Each day, her burns improved and her body grew stronger, but her mind grew fuzzier. She would try to leave the balete trees, but as soon as she took a few steps away, she forgot why she wanted to leave in the first place, so she wandered back. Sometimes she would speak to the trees, but eventually, she could not remember why and felt foolish.

There were whispers too. She could hear them carried by the wind. Some said she was a student who had been molested and murdered by a taxi driver when she was on her way to school. Others said that she once lived in a mansion along Balete Drive, the daughter of abusive parents whose ghost would run out into the street to run away or ask for help. Another tale said she had been betrayed by her husband, or sometimes her fiancé.

The whispers grew louder and there was a prickling at the back of her mind like there was something she was forgetting, an echo of a name that had been uttered long ago by a boy with a kind face and markings all over his body. Who are you? she wanted to ask until she forgot the question too.

When light shined during the day, she watched the way it caressed the land and she retreated into the shadows. Something like longing stirred in her chest, though she did not understand it. Sometimes she decided to take a nap instead, to dream away the pull of the sunlight. Often there was a woman in her dreams, a terrifying image of cracked skin and bleeding ink, warning her of something. She could never understand what.

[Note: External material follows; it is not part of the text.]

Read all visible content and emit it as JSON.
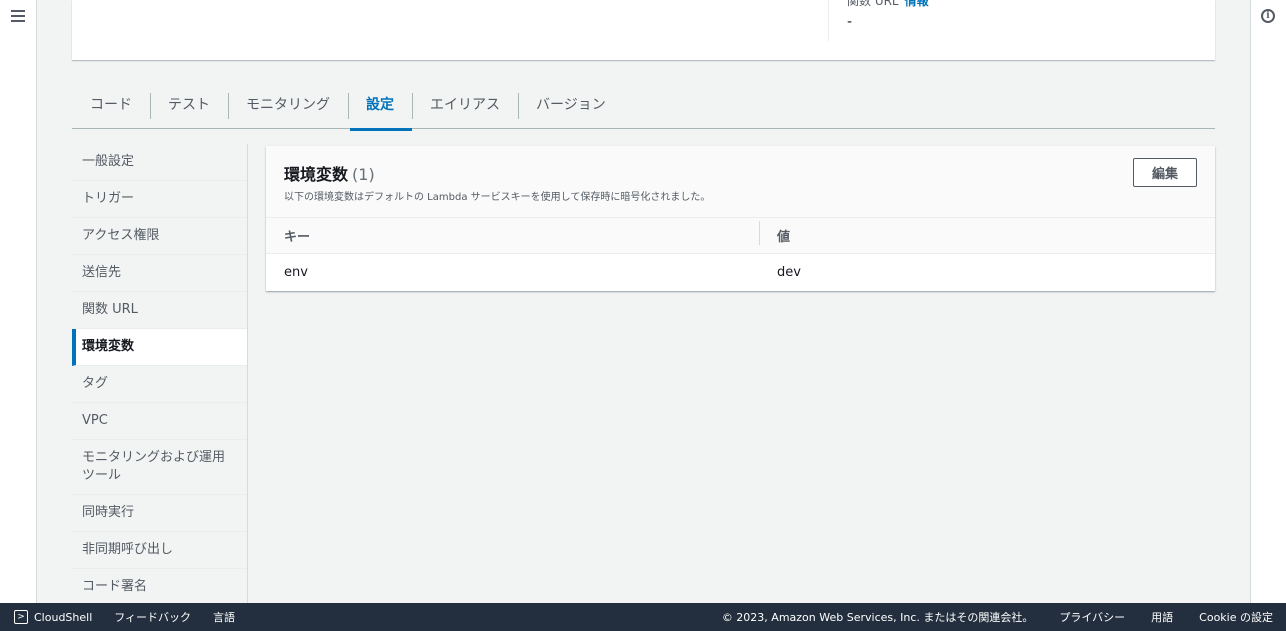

By the time night fell, the scent of fear wafted in with the cool breeze, a strange and delicious smell that drew her out of the trees every time that contraption—a car, she had learned—passed by. It tickled her nose, called her to make an appearance. Her feet carried her toward the road of their own accord, white dress gliding behind her.

When the car appeared, she threw up her arms out of instinct. She braced herself not for the impact of the car but for the glare of the headlights, even though she knew the light could not harm her. She relished the sharp thrill of terror that coursed through the driver’s body, delighted by the way his pupils dilated as she stared at him from the backseat of his car.

He whispered, as they sometimes did, White Lady, White Lady, like a chant, like a prayer. This was not always her name, she knew, but she could not remember what else it could be. She watched as he drove away, knowing he would carry her story with him.

  • Sydney Paige Guerrero

    Sydney Paige Guerrero is a speculative fiction writer and the managing editor of an upcoming sourcebook for Philippine Speculative Fiction. Her work has appeared in Daily Science Fiction, Cast of Wonders, The Philippines Graphic, and other venues, and she won the Nick Joaquin Literary Award for Fiction in 2018 and 2019. She earned her BA in Creative Writing from the University of the Philippines, Diliman, where she now teaches writing and literature, and recently graduated with a master's degree from the University of Glasgow under the International Leadership scholarship. You can find her on Twitter under the username sydneyficant137 or visit her website at

Subscribe For Latest Updates

Be the first to learn about our new releases, open calls, and many activities.

Invalid email address
We promise not to spam you. You can unsubscribe at any time.


Invalid email address
We promise not to spam you. You can unsubscribe at any time.

But wait, there's more to read!

a book cover with a picture of an egyptian god.
Short Fiction
Marian Denise Moore

A Mastery of German

Somewhere in the world, there is a man, seventy years old, a native New Orleanian who has never left the city except for the occasional

Read More »
a picture of a woman in a pink dress.
Support Apex Magazine on Patreon
Become a patron at Patreon!

Apex Magazine Ko-fi

$4 funds 50 words of Apex Magazine fiction!